ANGLO American has revealed the timeline to reopening its underground operation after five workers suffered horrific injuries in a methane blast in May.
Operations are not expected to restart until the second half of next year with mining at the longwall site suspended since the May 6 incident.
The company has started briefing its workforce about the plan.
Anglo American metallurgical coal business chief executive Tyler Mitchelson said the company was taking its time to ensure the safe restart of operations at Grosvenor, with safety the highest priority.
"It's unacceptable that our colleagues were seriously injured on 6 May," he said.
"We have made the decision to permanently seal the part of the longwall panel where the methane ignition incident occurred in May.
"Permanent sealing provides the greatest level of safety, and will help facilitate works to prepare Grosvenor mine for a safe restart of operations, which is likely to be in the second half of 2021.

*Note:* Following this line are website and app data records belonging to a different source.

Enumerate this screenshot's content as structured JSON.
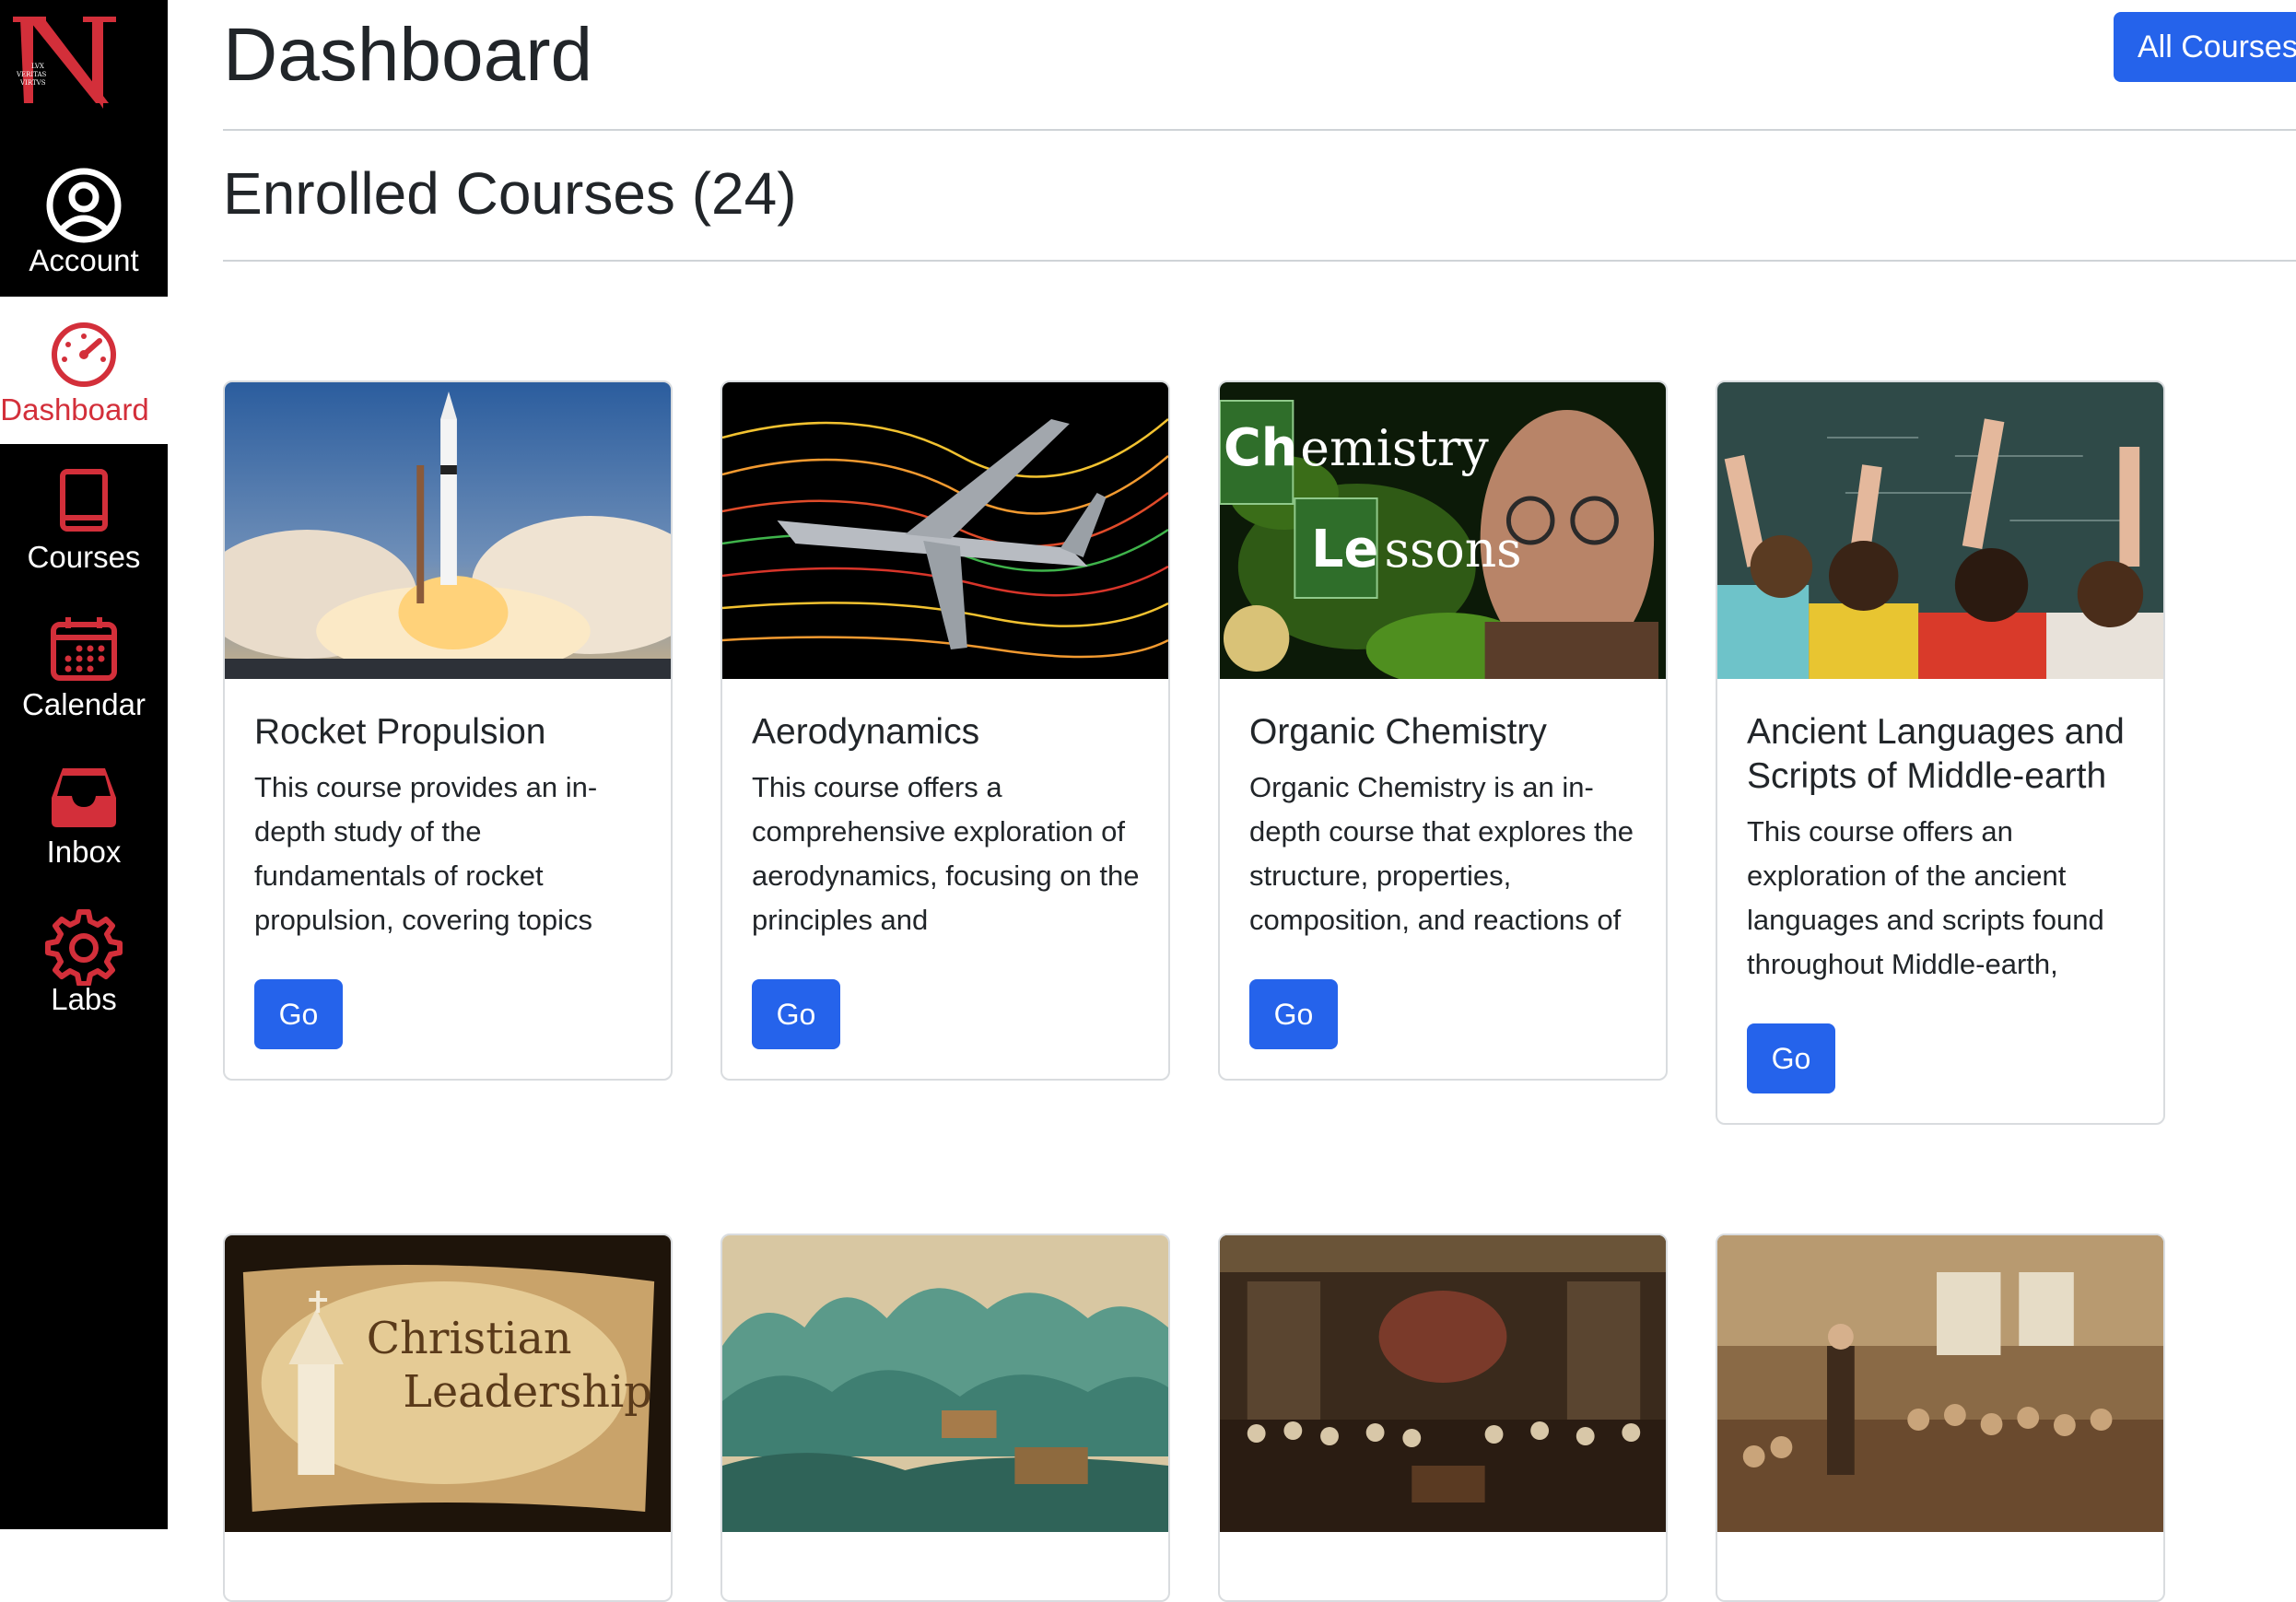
{
  "sidebar": {
    "items": [
      {
        "label": "Account",
        "icon": "user-circle-icon"
      },
      {
        "label": "Dashboard",
        "icon": "speedometer-icon",
        "active": true
      },
      {
        "label": "Courses",
        "icon": "book-icon"
      },
      {
        "label": "Calendar",
        "icon": "calendar-icon"
      },
      {
        "label": "Inbox",
        "icon": "inbox-icon"
      },
      {
        "label": "Labs",
        "icon": "gear-icon"
      }
    ]
  },
  "header": {
    "title": "Dashboard",
    "all_courses_label": "All Courses"
  },
  "enrolled": {
    "heading": "Enrolled Courses (24)"
  },
  "courses": [
    {
      "title": "Rocket Propulsion",
      "description": "This course provides an in-depth study of the fundamentals of rocket propulsion, covering topics",
      "button": "Go"
    },
    {
      "title": "Aerodynamics",
      "description": "This course offers a comprehensive exploration of aerodynamics, focusing on the principles and",
      "button": "Go"
    },
    {
      "title": "Organic Chemistry",
      "description": "Organic Chemistry is an in-depth course that explores the structure, properties, composition, and reactions of",
      "button": "Go",
      "image_text": [
        "Ch",
        "emistry",
        "Le",
        "ssons"
      ]
    },
    {
      "title": "Ancient Languages and Scripts of Middle-earth",
      "description": "This course offers an exploration of the ancient languages and scripts found throughout Middle-earth,",
      "button": "Go"
    }
  ],
  "second_row": {
    "first_image_text": [
      "Christian",
      "Leadership"
    ]
  },
  "colors": {
    "sidebar_bg": "#000000",
    "accent_red": "#d32f3a",
    "button_blue": "#2563eb"
  }
}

"The decision to permanently seal the longwall area continues our step by step approach to working through the Grosvenor incident.
"Safety comes first, and we're taking the time to ensure mining does not restart until we know it's safe to do so."

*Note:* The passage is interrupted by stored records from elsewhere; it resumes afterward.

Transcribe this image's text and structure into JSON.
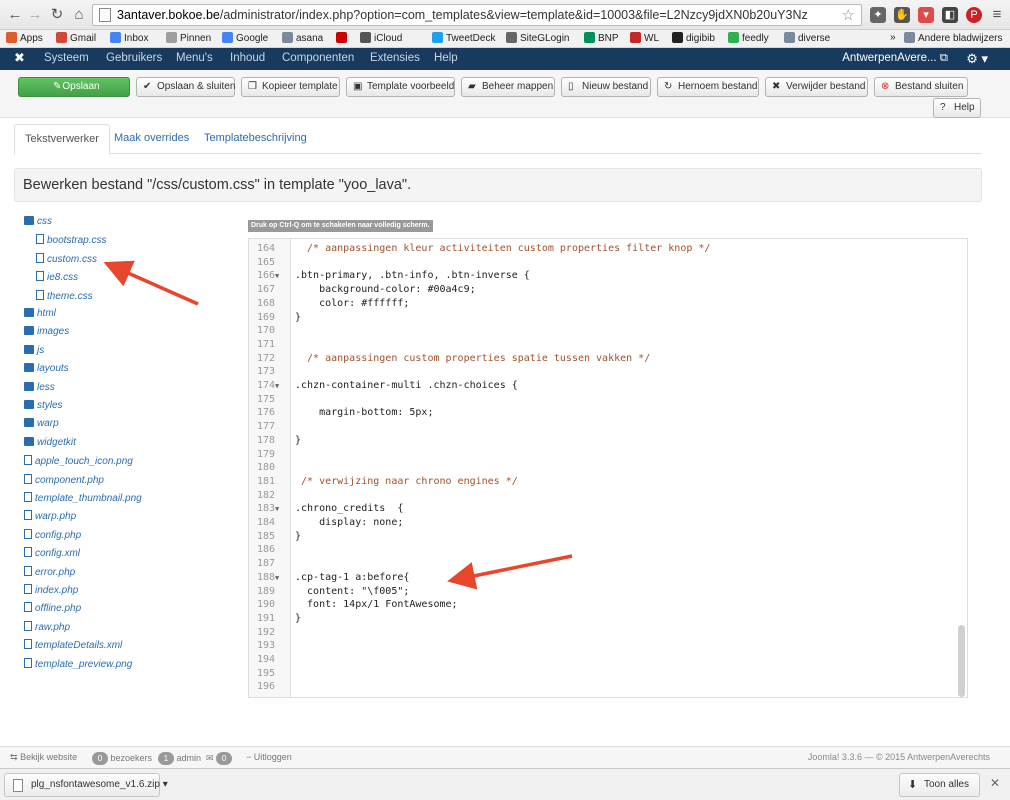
{
  "browser": {
    "url_host": "3antaver.bokoe.be",
    "url_path": "/administrator/index.php?option=com_templates&view=template&id=10003&file=L2Nzcy9jdXN0b20uY3Nz",
    "bookmarks": [
      {
        "label": "Apps",
        "color": "#e05a2b"
      },
      {
        "label": "Gmail",
        "color": "#d14836"
      },
      {
        "label": "Inbox",
        "color": "#4285f4"
      },
      {
        "label": "Pinnen",
        "color": "#9e9e9e"
      },
      {
        "label": "Google",
        "color": "#4285f4"
      },
      {
        "label": "asana",
        "color": "#7a8a9a"
      },
      {
        "label": "",
        "color": "#cc0000"
      },
      {
        "label": "iCloud",
        "color": "#555555"
      },
      {
        "label": "TweetDeck",
        "color": "#1da1f2"
      },
      {
        "label": "SiteGLogin",
        "color": "#666666"
      },
      {
        "label": "BNP",
        "color": "#00915a"
      },
      {
        "label": "WL",
        "color": "#c62828"
      },
      {
        "label": "digibib",
        "color": "#222222"
      },
      {
        "label": "feedly",
        "color": "#2bb24c"
      },
      {
        "label": "diverse",
        "color": "#7a8a9a"
      }
    ],
    "bookmarks_more": "»",
    "bookmarks_other": "Andere bladwijzers"
  },
  "joomla": {
    "menu": [
      "Systeem",
      "Gebruikers",
      "Menu's",
      "Inhoud",
      "Componenten",
      "Extensies",
      "Help"
    ],
    "user": "AntwerpenAvere... ⧉",
    "toolbar": {
      "save": "Opslaan",
      "save_close": "Opslaan & sluiten",
      "copy": "Kopieer template",
      "preview": "Template voorbeeld",
      "manage": "Beheer mappen",
      "new_file": "Nieuw bestand",
      "rename": "Hernoem bestand",
      "delete": "Verwijder bestand",
      "close": "Bestand sluiten",
      "help": "Help"
    },
    "tabs": [
      "Tekstverwerker",
      "Maak overrides",
      "Templatebeschrijving"
    ],
    "edit_title": "Bewerken bestand \"/css/custom.css\" in template \"yoo_lava\".",
    "fullscreen_hint": "Druk op Ctrl-Q om te schakelen naar volledig scherm."
  },
  "tree": [
    {
      "label": "css",
      "type": "folder",
      "indent": 0
    },
    {
      "label": "bootstrap.css",
      "type": "file",
      "indent": 1
    },
    {
      "label": "custom.css",
      "type": "file",
      "indent": 1
    },
    {
      "label": "ie8.css",
      "type": "file",
      "indent": 1
    },
    {
      "label": "theme.css",
      "type": "file",
      "indent": 1
    },
    {
      "label": "html",
      "type": "folder",
      "indent": 0
    },
    {
      "label": "images",
      "type": "folder",
      "indent": 0
    },
    {
      "label": "js",
      "type": "folder",
      "indent": 0
    },
    {
      "label": "layouts",
      "type": "folder",
      "indent": 0
    },
    {
      "label": "less",
      "type": "folder",
      "indent": 0
    },
    {
      "label": "styles",
      "type": "folder",
      "indent": 0
    },
    {
      "label": "warp",
      "type": "folder",
      "indent": 0
    },
    {
      "label": "widgetkit",
      "type": "folder",
      "indent": 0
    },
    {
      "label": "apple_touch_icon.png",
      "type": "file",
      "indent": 0
    },
    {
      "label": "component.php",
      "type": "file",
      "indent": 0
    },
    {
      "label": "template_thumbnail.png",
      "type": "file",
      "indent": 0
    },
    {
      "label": "warp.php",
      "type": "file",
      "indent": 0
    },
    {
      "label": "config.php",
      "type": "file",
      "indent": 0
    },
    {
      "label": "config.xml",
      "type": "file",
      "indent": 0
    },
    {
      "label": "error.php",
      "type": "file",
      "indent": 0
    },
    {
      "label": "index.php",
      "type": "file",
      "indent": 0
    },
    {
      "label": "offline.php",
      "type": "file",
      "indent": 0
    },
    {
      "label": "raw.php",
      "type": "file",
      "indent": 0
    },
    {
      "label": "templateDetails.xml",
      "type": "file",
      "indent": 0
    },
    {
      "label": "template_preview.png",
      "type": "file",
      "indent": 0
    }
  ],
  "code": [
    {
      "n": "164",
      "fold": "",
      "text": "  /* aanpassingen kleur activiteiten custom properties filter knop */",
      "comment": true
    },
    {
      "n": "165",
      "fold": "",
      "text": ""
    },
    {
      "n": "166",
      "fold": "▼",
      "text": ".btn-primary, .btn-info, .btn-inverse {"
    },
    {
      "n": "167",
      "fold": "",
      "text": "    background-color: #00a4c9;"
    },
    {
      "n": "168",
      "fold": "",
      "text": "    color: #ffffff;"
    },
    {
      "n": "169",
      "fold": "",
      "text": "}"
    },
    {
      "n": "170",
      "fold": "",
      "text": ""
    },
    {
      "n": "171",
      "fold": "",
      "text": ""
    },
    {
      "n": "172",
      "fold": "",
      "text": "  /* aanpassingen custom properties spatie tussen vakken */",
      "comment": true
    },
    {
      "n": "173",
      "fold": "",
      "text": ""
    },
    {
      "n": "174",
      "fold": "▼",
      "text": ".chzn-container-multi .chzn-choices {"
    },
    {
      "n": "175",
      "fold": "",
      "text": ""
    },
    {
      "n": "176",
      "fold": "",
      "text": "    margin-bottom: 5px;"
    },
    {
      "n": "177",
      "fold": "",
      "text": ""
    },
    {
      "n": "178",
      "fold": "",
      "text": "}"
    },
    {
      "n": "179",
      "fold": "",
      "text": ""
    },
    {
      "n": "180",
      "fold": "",
      "text": ""
    },
    {
      "n": "181",
      "fold": "",
      "text": " /* verwijzing naar chrono engines */",
      "comment": true
    },
    {
      "n": "182",
      "fold": "",
      "text": ""
    },
    {
      "n": "183",
      "fold": "▼",
      "text": ".chrono_credits  {"
    },
    {
      "n": "184",
      "fold": "",
      "text": "    display: none;"
    },
    {
      "n": "185",
      "fold": "",
      "text": "}"
    },
    {
      "n": "186",
      "fold": "",
      "text": ""
    },
    {
      "n": "187",
      "fold": "",
      "text": ""
    },
    {
      "n": "188",
      "fold": "▼",
      "text": ".cp-tag-1 a:before{"
    },
    {
      "n": "189",
      "fold": "",
      "text": "  content: \"\\f005\";"
    },
    {
      "n": "190",
      "fold": "",
      "text": "  font: 14px/1 FontAwesome;"
    },
    {
      "n": "191",
      "fold": "",
      "text": "}"
    },
    {
      "n": "192",
      "fold": "",
      "text": ""
    },
    {
      "n": "193",
      "fold": "",
      "text": ""
    },
    {
      "n": "194",
      "fold": "",
      "text": ""
    },
    {
      "n": "195",
      "fold": "",
      "text": ""
    },
    {
      "n": "196",
      "fold": "",
      "text": ""
    }
  ],
  "footer": {
    "view_site": "Bekijk website",
    "visitors_count": "0",
    "visitors_label": "bezoekers",
    "admin_count": "1",
    "admin_label": "admin",
    "logout_count": "0",
    "logout_label": "Uitloggen",
    "version": "Joomla! 3.3.6 — © 2015 AntwerpenAverechts"
  },
  "downloads": {
    "file": "plg_nsfontawesome_v1.6.zip",
    "show_all": "Toon alles"
  },
  "colors": {
    "joomla_nav": "#173a5e",
    "save_green": "#46a546",
    "link_blue": "#2a6cb0",
    "annotation_arrow": "#e8452c"
  }
}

Three temporary seals were installed in the longwall area over the past two weeks.
This allowed Anglo American to isolate the area of the mine where heating occurred and stabilise the environment before starting the permanent sealing work.
"We are in the process of developing the detailed technical road map to safely restart mining next year, including a detailed risk assessment process involving internal and external experts," Mr Mitchelson said.

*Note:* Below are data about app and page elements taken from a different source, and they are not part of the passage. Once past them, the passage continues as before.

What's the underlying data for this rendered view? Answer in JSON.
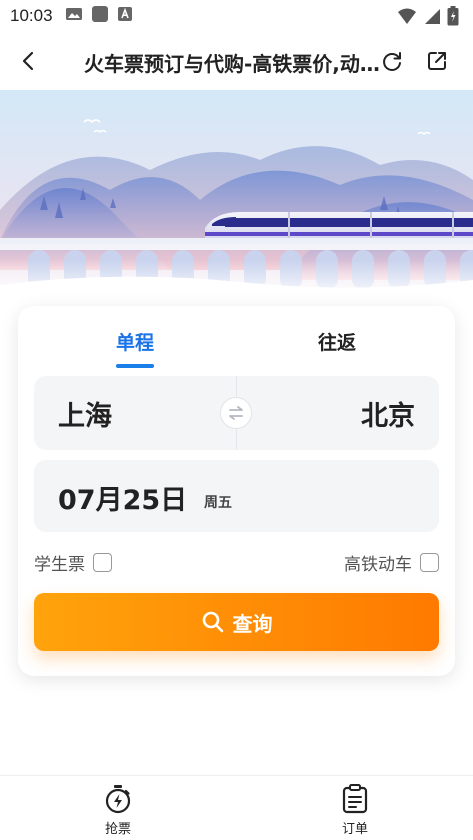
{
  "status_bar": {
    "time": "10:03",
    "left_icons": [
      "image-icon",
      "app-square-icon",
      "text-a-icon"
    ],
    "right_icons": [
      "wifi-icon",
      "signal-icon",
      "battery-icon"
    ]
  },
  "header": {
    "title": "火车票预订与代购-高铁票价,动...",
    "back_icon": "chevron-left-icon",
    "refresh_icon": "refresh-icon",
    "share_icon": "share-icon"
  },
  "trip_tabs": [
    {
      "label": "单程",
      "selected": true
    },
    {
      "label": "往返",
      "selected": false
    }
  ],
  "route": {
    "from": "上海",
    "to": "北京",
    "swap_icon": "swap-arrows-icon"
  },
  "date": {
    "value": "07月25日",
    "weekday": "周五"
  },
  "options": {
    "student_ticket": {
      "label": "学生票",
      "checked": false
    },
    "high_speed": {
      "label": "高铁动车",
      "checked": false
    }
  },
  "search_button": {
    "label": "查询",
    "icon": "search-icon"
  },
  "bottom_nav": [
    {
      "label": "抢票",
      "icon": "stopwatch-lightning-icon"
    },
    {
      "label": "订单",
      "icon": "clipboard-icon"
    }
  ],
  "colors": {
    "accent_blue": "#1a73e8",
    "button_orange": "#ff8a05",
    "text_dark": "#222222"
  }
}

"New longwall equipment will be purchased, providing us with the opportunity to assess the best available technology to further expedite our automation and technology journey at Grosvenor.
"As we communicated to our workforce including key contractors recently, we are continuing to review our controls to prevent a methane ignition occurring again."
A pilot study to assess the use of pressure sensors to cut power to the longwall at Moranbah North is under way and the company will be reviewing all technology options to improve controls at Grosvenor.
Mr Mitchelson said it was "unacceptable" that five workers were injured at the mine.
"Mining operations at Grosvenor will restart with the benefit of learnings from our investigation and the Board of Inquiry's recommendations, and with additional safety measures in place," he said.
"Where appropriate, these learnings will be applied across our business and may have implications across the industry.
"Our injured colleagues are continuing their medical treatment on the road to recovery and we continue to offer support to our colleagues and their families."